B.A., Philosophy, Bethel University, St. Paul, MN, 2006


Social and Political Philosophy, Ethics, American Philosophy, Philosophy of Mind


History of Philosophy, Epistemology, Philosophy of Religion


Journalism and Democracy Semester, Pristina, Kosovo, Miami University, Ohio, 2009

Graduate Epistemology Proseminar (Audit), Dr. Wayne Davis, Georgetown University, 2009

Honors American Thought (Audit), Dr. John Lachs, Vanderbilt University, 2007

Oxford Scholar's Semester, Philosophy and Christianity, Wycliffe Hall, 2005


Philosophy Instructor, Knowledge Commons D.C., 2012-present

Volunteer, United States Institute Of Peace, Ethics Consultant, Peace Media Program, 2011-12

Steering Committee Member, Advancing Publicly Engaged Philosophy Conference, Washington, D.C.,  2011

Table Talk Moderator, Advancing Publicly Engaged Philosophy Conference, Writing Public Philosophy, 2011

Essay Competition Finalist, Finitude and Human Rights, Georgetown Peace and Conflict Resolution Conference, 2010

Lecturer in Philosophy, Osher Lifelong Learning Institute at George Mason University, 2009-present

Member, Capital Consortium for Neuroscience, Washington, D.C., 2009-2011

Intern, Kosova Live News Agency, Pristina, Kosovo, 2009

Faculty Paper Submission to Journal of Speculative Philosophy, Human Rights, Social Habit, and Imagination, 2008

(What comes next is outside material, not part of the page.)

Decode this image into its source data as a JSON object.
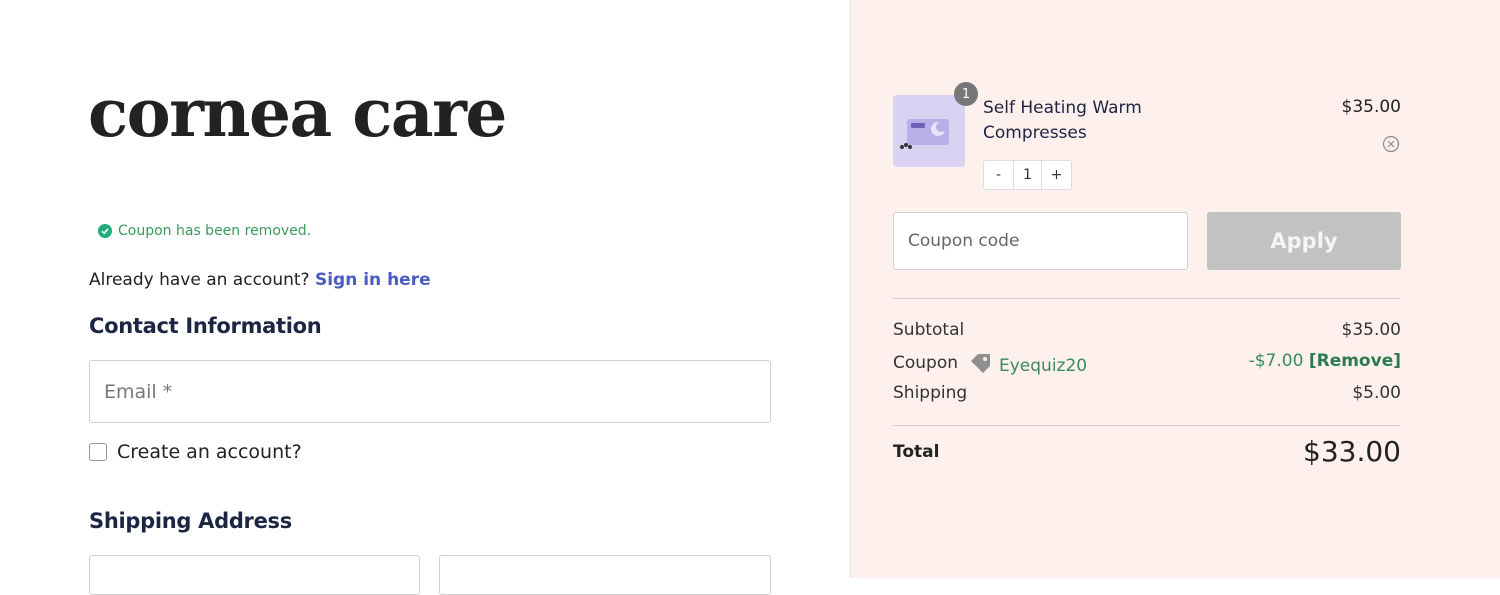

Proofreader, Philosophy Of Religion by Melville Stewart, Peking University Press, 2005